I do have a few purely practical question about the potential to deploy robots in corrupt areas of the developing world (which don’t detract from the intellectual interest of their capacity to thwart corruption if it was feasible to place them)
1. Electricity flows. In many of these areas, power frequently goes out. Robots would either need to be connected to a power source or would require frequent battery changes. Would there be a chance that law enforcement would go down whenever the power does? If they use batteries, what are the logistical challenges of distributing them?
2. Cost: Would purchasing, repairing and monitoring footage from these robots significantly increase law enforcement costs over human police officers? If so, how can very poor countries afford them?
3. Potential theft. Robots would seem valuable. In societies where metal bits are frequently stolen for their scrap value, would there be an incentive to steal the robots that are supposed to enforce the law?
Thanks for a great post Katie! As Sarah said, I think the personification component is the most interesting part of this idea.
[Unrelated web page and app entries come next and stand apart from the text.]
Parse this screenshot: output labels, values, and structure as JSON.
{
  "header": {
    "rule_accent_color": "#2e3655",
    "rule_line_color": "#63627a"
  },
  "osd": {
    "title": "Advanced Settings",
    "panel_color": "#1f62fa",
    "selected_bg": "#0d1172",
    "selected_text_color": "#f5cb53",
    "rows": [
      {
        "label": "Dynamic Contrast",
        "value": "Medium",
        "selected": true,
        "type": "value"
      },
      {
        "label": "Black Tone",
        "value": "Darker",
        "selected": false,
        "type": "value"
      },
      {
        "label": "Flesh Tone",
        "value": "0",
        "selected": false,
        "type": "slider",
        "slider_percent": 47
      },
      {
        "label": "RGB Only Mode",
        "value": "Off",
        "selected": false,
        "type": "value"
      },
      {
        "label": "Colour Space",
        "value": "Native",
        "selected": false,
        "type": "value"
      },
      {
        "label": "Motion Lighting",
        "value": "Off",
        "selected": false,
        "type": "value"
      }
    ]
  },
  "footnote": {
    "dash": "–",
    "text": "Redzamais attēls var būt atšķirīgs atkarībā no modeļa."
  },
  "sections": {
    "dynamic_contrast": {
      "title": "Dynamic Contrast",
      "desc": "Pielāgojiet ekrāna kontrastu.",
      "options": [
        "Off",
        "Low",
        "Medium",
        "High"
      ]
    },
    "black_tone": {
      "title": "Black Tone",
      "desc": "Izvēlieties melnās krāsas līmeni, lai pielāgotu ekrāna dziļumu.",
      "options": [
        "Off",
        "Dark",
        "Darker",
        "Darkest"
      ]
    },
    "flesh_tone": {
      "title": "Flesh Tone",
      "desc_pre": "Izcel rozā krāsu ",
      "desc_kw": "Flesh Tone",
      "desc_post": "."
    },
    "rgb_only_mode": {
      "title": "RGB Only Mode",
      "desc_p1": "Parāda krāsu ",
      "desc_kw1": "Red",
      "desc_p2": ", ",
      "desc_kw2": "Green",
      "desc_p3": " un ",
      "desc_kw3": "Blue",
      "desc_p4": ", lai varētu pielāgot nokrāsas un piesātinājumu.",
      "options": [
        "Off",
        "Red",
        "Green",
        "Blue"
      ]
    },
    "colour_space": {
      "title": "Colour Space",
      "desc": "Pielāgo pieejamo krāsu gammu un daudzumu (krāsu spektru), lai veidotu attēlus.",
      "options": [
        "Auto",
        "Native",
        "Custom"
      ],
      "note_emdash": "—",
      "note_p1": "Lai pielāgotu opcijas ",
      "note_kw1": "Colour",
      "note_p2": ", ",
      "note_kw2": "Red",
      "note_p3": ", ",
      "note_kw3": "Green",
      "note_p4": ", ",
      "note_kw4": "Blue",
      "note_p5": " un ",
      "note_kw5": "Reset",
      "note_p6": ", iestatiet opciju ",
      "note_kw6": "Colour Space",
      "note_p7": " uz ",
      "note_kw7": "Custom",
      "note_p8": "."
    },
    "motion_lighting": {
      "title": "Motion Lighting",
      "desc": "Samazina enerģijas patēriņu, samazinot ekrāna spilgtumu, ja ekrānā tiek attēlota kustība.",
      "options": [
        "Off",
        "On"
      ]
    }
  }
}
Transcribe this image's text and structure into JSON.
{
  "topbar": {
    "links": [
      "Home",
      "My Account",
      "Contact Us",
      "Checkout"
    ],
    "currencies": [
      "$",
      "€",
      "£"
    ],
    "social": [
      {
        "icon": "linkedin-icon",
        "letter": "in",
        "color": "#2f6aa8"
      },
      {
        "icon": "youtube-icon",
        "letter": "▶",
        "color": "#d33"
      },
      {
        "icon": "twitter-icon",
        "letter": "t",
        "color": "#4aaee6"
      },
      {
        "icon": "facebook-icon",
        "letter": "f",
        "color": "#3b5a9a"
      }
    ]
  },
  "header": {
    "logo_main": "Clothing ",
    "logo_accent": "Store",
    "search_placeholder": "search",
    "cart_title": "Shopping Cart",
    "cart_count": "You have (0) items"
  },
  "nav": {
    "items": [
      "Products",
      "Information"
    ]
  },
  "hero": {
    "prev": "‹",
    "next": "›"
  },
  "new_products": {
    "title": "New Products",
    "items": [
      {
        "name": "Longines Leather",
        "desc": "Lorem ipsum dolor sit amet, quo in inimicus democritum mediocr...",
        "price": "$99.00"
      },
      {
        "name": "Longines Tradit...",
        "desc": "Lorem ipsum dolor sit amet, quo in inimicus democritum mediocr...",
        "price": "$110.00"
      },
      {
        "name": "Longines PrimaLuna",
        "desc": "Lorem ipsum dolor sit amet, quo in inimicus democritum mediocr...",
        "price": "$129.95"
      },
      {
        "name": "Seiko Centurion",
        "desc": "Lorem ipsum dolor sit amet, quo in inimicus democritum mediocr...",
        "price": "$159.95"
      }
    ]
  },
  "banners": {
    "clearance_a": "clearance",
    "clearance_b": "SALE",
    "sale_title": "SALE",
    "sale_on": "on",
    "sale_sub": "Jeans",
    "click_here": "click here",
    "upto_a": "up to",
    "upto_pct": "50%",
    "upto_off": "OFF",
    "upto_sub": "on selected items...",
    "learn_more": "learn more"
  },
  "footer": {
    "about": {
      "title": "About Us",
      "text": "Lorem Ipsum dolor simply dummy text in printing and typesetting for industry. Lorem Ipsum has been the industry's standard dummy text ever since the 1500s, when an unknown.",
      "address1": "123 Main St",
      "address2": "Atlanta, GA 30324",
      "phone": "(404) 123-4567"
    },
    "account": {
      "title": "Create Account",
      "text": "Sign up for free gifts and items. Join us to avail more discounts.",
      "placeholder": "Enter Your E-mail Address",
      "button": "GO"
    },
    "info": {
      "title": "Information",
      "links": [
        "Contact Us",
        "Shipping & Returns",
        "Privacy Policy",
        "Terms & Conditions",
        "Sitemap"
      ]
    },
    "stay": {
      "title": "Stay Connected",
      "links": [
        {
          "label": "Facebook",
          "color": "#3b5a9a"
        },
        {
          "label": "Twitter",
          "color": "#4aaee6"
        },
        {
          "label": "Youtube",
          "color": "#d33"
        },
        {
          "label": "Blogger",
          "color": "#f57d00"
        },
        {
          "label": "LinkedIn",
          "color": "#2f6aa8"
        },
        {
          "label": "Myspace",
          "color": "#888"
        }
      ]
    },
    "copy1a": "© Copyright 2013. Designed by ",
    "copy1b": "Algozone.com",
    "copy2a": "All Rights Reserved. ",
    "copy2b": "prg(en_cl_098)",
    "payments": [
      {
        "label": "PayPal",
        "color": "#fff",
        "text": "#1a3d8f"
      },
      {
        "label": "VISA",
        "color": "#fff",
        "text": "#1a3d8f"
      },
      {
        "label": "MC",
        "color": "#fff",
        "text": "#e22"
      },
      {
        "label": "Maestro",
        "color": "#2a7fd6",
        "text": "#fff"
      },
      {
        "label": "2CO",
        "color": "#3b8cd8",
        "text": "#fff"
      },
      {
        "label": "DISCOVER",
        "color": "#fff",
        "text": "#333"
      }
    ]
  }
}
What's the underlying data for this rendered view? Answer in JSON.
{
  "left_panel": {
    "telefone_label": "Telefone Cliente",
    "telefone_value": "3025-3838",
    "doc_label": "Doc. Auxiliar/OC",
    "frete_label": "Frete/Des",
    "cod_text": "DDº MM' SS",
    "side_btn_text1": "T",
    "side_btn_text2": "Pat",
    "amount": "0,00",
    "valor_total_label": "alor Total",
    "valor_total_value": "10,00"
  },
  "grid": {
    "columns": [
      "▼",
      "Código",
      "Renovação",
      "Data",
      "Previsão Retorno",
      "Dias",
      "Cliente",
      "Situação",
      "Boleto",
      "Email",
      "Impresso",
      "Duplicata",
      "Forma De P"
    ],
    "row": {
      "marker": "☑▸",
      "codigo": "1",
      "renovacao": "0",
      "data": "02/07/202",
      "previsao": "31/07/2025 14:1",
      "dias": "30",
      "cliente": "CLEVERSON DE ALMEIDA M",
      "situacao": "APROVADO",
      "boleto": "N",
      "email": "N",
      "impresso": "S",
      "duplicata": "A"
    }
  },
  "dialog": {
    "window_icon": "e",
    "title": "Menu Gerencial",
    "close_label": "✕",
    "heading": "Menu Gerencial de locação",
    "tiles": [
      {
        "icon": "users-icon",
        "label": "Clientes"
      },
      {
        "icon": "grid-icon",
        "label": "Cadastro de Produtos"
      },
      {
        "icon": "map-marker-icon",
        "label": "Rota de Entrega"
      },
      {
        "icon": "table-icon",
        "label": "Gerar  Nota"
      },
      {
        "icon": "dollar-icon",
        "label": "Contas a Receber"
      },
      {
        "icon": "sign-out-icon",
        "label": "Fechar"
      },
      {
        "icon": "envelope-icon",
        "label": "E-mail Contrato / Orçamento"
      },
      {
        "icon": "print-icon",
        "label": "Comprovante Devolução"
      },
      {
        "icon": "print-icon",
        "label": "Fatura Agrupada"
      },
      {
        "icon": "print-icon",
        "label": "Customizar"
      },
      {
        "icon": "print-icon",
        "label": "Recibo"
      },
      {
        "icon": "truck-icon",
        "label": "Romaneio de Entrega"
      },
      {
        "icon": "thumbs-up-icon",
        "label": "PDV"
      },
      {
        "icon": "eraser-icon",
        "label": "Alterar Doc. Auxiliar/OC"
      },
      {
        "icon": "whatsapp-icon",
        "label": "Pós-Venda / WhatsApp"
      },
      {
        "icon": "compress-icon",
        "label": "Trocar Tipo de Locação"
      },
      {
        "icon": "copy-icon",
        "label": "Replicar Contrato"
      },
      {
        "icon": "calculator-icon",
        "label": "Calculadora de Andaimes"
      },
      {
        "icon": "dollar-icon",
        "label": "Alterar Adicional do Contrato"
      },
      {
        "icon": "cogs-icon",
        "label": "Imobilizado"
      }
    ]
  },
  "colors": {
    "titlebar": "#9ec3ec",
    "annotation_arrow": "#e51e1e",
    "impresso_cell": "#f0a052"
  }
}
And, it is a component that most other technology based tools with potential for fighting corruption–I would add block chain registries and mobile banking to the list you mention at the beginning of the post–seem to lack. Given psychology research about obedience like the Milgram studies, person-like enforcement tools likely have a lot of potential.
I would echo Sarah’s concern about theft. In India, at least in Mumbai, I never once saw a public trashcan on the side of a street. Trash is a huge problem, and one that Prime Minister Modi has made a focus through his Clean India campaign. Apparently there were efforts to provide public trashcans, but theft was impossible to overcome. Any trashcan that was mobile enough to be emptied was also vulnerable to theft for scrap metal. Of course, these robots are much bigger, so perhaps theft is less of a concern logistically. But damage is still an issue. What stops someone caught by the robot from damaging it with anonymity to destroy the evidence? Damaged robots across the city could create bigger broken-window-theory style problems related to public perception.